• TASK PROMPT: Every line below that holds the string "Количество" must be copied.

***

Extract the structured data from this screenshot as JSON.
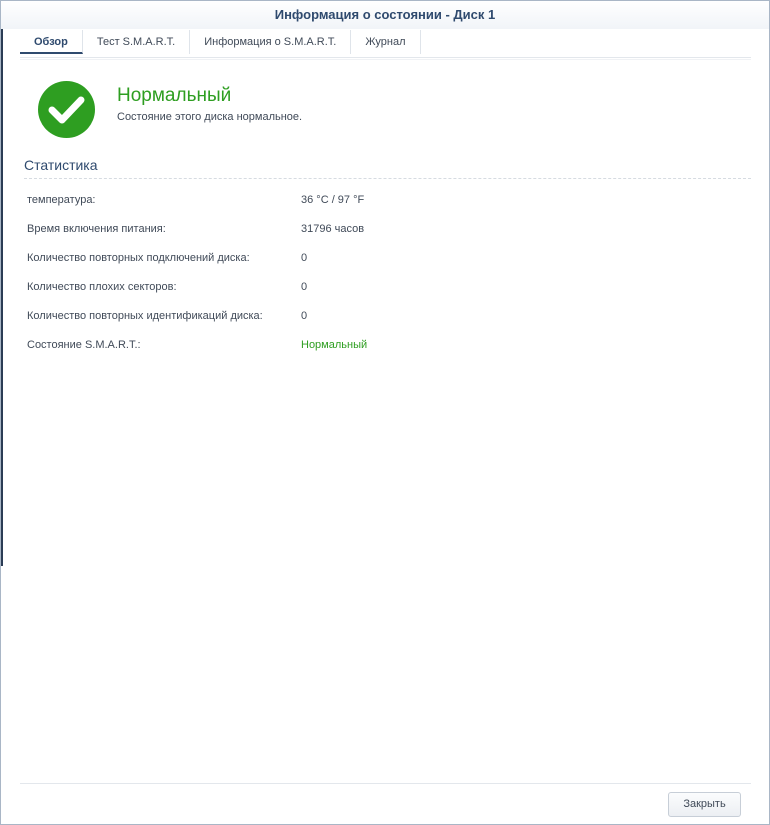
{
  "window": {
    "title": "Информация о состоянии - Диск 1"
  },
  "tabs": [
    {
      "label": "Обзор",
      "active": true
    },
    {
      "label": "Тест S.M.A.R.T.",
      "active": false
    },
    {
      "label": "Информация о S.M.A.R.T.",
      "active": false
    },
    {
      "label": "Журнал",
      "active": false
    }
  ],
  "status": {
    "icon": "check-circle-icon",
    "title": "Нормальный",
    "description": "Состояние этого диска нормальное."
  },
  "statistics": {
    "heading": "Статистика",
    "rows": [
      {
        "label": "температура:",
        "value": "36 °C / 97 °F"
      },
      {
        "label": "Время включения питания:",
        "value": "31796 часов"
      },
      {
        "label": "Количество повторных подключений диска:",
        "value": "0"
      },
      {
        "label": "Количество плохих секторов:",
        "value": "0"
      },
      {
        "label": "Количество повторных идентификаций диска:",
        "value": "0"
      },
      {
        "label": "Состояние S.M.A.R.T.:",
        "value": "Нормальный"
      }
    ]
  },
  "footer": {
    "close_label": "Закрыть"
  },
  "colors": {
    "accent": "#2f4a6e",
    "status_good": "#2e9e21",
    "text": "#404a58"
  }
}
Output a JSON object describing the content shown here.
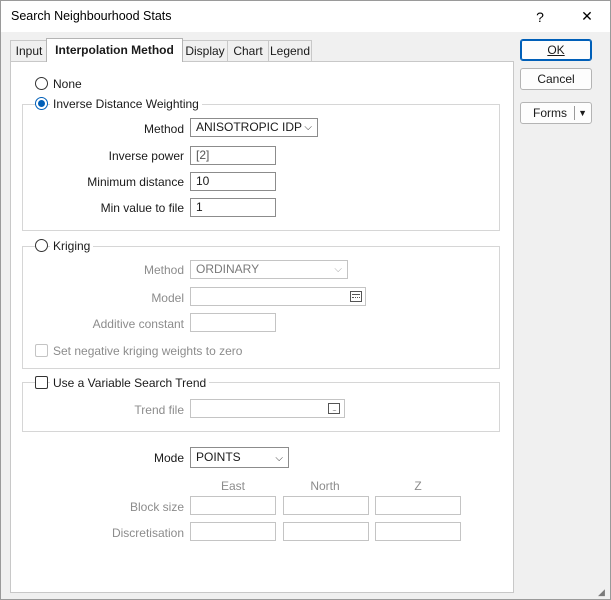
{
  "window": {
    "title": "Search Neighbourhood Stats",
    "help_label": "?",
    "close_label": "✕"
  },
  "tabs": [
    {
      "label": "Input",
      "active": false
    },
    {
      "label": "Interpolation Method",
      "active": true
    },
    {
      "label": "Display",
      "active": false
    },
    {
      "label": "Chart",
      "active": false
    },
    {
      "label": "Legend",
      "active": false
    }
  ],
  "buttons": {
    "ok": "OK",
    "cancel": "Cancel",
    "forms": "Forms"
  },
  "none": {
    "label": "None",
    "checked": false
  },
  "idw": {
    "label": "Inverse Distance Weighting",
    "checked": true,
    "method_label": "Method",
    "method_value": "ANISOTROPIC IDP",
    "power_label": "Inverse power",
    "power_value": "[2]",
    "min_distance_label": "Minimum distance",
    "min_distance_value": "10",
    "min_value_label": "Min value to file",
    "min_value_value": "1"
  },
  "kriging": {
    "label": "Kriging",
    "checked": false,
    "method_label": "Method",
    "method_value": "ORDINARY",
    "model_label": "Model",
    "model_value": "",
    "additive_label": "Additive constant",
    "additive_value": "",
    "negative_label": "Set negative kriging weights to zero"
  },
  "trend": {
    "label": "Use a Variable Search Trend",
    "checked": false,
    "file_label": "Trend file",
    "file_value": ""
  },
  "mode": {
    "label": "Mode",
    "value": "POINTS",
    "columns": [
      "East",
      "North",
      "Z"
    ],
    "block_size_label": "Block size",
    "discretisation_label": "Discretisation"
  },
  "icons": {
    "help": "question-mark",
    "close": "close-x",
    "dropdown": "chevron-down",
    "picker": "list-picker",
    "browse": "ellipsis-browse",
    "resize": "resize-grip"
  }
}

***

• ANSWER TO THIS EXERCISE:
        "label": "Количество повторных подключений диска:",
        "label": "Количество плохих секторов:",
        "label": "Количество повторных идентификаций диска:",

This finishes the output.